The Necessity of Fast-to-Slow Framing

Because of the interconnectedness of these fast and slow carbon cycles, a singular focus on atmospheric carbon in existing carbon removal accounting practices is not consistent with the best available science and presents an incomplete framing of complex Earth system dynamics.
When anthropogenic activity transfers slow carbon to the fast carbon cycle through fossil emissions as CO₂, that increase in fast carbon is distributed throughout the fast carbon cycle, including in the atmosphere, the ocean, soils, and aboveground terrestrial biomass. That gross transfer of slow carbon to the fast carbon cycle represents a carbon liability. This carbon liability cannot be discounted based on the fate of where that fast carbon ends up – i.e., whether that fast carbon ends up in the soil, the surface ocean, or is naturally transferred back to the slow carbon cycle. To fully resolve that carbon liability – and to mitigate the harm caused by that liability, whether that be atmospheric warming, ocean acidification, or other – a carbon removal activity must occur. Functionally, this carbon removal activity is the inverse of the carbon liability; until an activity has occurred that reverses (i.e., removes) the damage, a liability remains on the emitters' (and the Earth system’s) “balance sheet”, and a total system imbalance will remain. The only way to mitigate anthropogenic emissions and rebalance the global carbon cycle is to remove the totality of those carbon liabilities — the more than 2.4 trillion metric tons of anthropogenic carbon that have been released from the slow carbon cycle since the onset of the Industrial Revolution [IPCC, 2022], and which include those pooled in the atmosphere, biosphere, or upper ocean — from the fast to the slow carbon cycle.

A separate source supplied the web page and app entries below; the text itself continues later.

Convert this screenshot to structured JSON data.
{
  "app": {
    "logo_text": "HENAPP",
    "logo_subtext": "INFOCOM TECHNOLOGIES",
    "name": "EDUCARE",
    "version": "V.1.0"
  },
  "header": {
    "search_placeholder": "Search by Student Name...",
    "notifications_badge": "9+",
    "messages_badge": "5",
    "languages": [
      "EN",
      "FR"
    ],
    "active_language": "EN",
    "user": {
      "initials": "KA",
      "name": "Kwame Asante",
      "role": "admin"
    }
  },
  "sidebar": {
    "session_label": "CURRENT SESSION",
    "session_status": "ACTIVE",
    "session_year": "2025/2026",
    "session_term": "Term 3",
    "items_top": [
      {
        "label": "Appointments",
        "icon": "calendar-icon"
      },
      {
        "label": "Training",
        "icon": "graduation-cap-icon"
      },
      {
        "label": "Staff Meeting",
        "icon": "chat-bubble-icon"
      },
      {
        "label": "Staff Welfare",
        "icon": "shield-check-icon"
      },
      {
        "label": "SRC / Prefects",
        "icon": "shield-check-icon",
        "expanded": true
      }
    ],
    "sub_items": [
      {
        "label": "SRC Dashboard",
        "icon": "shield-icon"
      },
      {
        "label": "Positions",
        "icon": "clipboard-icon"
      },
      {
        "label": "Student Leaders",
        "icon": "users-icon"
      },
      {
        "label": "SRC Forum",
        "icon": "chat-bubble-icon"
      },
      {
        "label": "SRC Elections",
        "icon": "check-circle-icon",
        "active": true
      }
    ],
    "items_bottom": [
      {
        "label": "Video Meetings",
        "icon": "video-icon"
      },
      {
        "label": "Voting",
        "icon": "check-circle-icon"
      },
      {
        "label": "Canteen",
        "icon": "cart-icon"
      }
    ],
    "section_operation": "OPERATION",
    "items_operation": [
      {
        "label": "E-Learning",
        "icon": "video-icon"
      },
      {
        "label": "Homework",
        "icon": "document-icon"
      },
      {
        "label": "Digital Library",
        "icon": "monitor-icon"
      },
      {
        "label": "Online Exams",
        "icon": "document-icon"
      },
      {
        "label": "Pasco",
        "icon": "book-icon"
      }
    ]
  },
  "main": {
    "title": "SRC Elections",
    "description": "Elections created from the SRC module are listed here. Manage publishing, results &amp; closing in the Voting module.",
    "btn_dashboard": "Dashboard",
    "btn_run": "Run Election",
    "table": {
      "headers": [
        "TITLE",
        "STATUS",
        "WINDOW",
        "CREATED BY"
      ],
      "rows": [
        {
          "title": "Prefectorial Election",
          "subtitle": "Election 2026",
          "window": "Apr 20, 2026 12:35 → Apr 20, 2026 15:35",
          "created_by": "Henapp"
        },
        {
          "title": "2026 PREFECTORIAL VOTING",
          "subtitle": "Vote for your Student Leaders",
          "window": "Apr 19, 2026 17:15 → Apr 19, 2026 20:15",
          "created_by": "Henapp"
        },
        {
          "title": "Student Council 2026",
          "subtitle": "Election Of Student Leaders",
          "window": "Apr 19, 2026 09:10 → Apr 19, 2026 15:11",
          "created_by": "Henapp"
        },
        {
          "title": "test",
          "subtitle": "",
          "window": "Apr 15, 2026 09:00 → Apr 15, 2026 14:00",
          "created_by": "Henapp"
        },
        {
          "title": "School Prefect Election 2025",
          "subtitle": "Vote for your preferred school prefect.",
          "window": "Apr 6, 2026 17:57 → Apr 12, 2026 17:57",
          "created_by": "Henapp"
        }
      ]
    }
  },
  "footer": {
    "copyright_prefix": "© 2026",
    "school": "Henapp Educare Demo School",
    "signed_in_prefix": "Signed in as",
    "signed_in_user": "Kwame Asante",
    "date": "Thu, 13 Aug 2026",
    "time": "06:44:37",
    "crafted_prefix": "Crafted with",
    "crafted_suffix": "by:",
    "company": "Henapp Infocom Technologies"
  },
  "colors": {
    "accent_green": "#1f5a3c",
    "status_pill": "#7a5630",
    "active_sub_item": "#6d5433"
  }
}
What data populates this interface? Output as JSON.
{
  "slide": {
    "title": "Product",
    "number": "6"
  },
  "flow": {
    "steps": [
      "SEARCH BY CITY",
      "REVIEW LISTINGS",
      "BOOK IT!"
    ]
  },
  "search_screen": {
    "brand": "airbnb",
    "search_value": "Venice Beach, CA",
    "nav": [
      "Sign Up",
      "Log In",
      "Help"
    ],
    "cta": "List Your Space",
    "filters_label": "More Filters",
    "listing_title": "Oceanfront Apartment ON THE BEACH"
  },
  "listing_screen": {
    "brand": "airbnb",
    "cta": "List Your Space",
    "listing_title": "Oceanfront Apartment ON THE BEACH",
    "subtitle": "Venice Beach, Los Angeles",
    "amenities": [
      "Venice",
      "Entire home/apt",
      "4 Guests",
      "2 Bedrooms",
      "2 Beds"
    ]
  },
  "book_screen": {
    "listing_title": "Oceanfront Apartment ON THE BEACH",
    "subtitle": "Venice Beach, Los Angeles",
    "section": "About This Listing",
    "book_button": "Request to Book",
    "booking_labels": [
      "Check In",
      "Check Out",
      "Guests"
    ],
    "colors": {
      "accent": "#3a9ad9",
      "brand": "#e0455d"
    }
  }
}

The activity of carbon removal can be defined as the intentional movement of carbon from the fast carbon cycle to the slow carbon cycle, where the total fast carbon removed exceeds the total slow carbon emitted within a given project boundary.
A fast-to-slow framing is inherently conservative in early-year calculations of net carbon removed due to the current atmosphere-centric design of emissions accounting standards and models used to quantify emissions. This conservatism considers both fossil carbon (slow-to-fast) and fast cycle fluctuations in evaluating the net carbon impact of a project, and as such allows for the implementation of an accounting approach that promotes the rebalancing of the full carbon cycle in line with the best available science as carbon accounting standards mature.
Figure 1: The fast and slow carbon cycles.